Beyond the technical aspects of this curriculum, administrators and teachers also hope that these new lessons will motivate students to change the way they interact online. Students today live two lives in two realms: one in front of people and the other in front of a screen. The latter is frequently brutal. The trend of cyberbullying in the age of technology is a vicious cycle of inflicted pain, further intensified by the relative anonymity the Internet provides.

Students hide behind screens and type out hurtful comments, emboldened by the inconspicuous nature of certain social media platforms. The more time students spend on social media, the more brazen they become and the more pain they are capable of causing, a positive feedback loop resulting in hurt on all sides, and one accompanied by the classic bystander effect.

Vice Principal Mr. Jared Gagnon believes in the power of Common Sense lessons to inspire students to speak up about what they see online:
“No one wants to get involved. I get it. At this age, we want to be invisible. We don’t want to cause waves, we want to just like go about our business and move on. Regardless of if the person next to you is suffering because ‘as long as it’s not me, I’m good’ … but how we combat negative things online is really by getting them to be taken down, getting people not to say them,” Gagnon stated.

The disturbing trend of cyberbullying is part of a larger problem — students do not recognize the real-life implications and consequences of online antics.

Social media, in other words, is disengaged from “real life.” A picture on Snapchat can last for 10 seconds for up to one day.
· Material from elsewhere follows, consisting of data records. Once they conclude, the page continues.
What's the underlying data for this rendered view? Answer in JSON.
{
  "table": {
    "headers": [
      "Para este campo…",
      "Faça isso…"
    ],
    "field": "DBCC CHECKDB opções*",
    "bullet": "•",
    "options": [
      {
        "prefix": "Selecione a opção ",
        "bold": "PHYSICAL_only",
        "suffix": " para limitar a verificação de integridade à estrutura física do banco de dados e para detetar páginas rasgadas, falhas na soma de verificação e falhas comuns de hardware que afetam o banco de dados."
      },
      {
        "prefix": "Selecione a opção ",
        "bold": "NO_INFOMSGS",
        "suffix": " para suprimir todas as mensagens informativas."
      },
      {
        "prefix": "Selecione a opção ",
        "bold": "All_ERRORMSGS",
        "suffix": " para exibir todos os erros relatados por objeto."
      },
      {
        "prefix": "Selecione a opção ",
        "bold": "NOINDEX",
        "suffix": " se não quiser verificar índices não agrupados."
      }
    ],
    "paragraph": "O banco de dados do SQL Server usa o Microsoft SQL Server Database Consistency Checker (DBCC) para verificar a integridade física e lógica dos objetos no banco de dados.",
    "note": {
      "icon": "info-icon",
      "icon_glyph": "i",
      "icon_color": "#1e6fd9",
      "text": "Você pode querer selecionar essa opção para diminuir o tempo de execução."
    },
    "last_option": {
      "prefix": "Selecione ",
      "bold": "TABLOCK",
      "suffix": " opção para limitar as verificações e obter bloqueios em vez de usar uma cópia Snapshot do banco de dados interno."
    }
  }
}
Instagram posts last as long as the owner wants them to. Because of this idea that the user is in control of everything they choose to display over social media, there is no permanence to the entire ordeal. And this in turn propels students to act over social media in ways unthinkable to act in person, whether through cyberbullying, sending nude photographs, or forfeiting privacy to feel relevant.

“To have those real world consequences seems to always surprise students when they happen. Then they’re like, ‘Oh it is just the Internet; oh it was just a joke.’ But you know, we’ve done the Words Matter programs. Internet words matter too. It’s not just how you treat people in person that online. If anything, our interaction is more so online than in person. You have a greater audience online than you do in person,” Ms. Dana Pattison, an overseer of the Common Sense application process at Dougherty, said.

Because it’s simply not realistic to abstain from social media, the burden falls on students to instead be responsible and careful online — something that Common Sense Media can help with.

On officially bringing Common Sense Media to Dougherty, Gagnon expressed that “anything we can do to help students feel more comfortable [online], I think, is a good use of time. Schools are not all about just academics … how you feel really matters, and I think that’s why anything we can do with that is important.”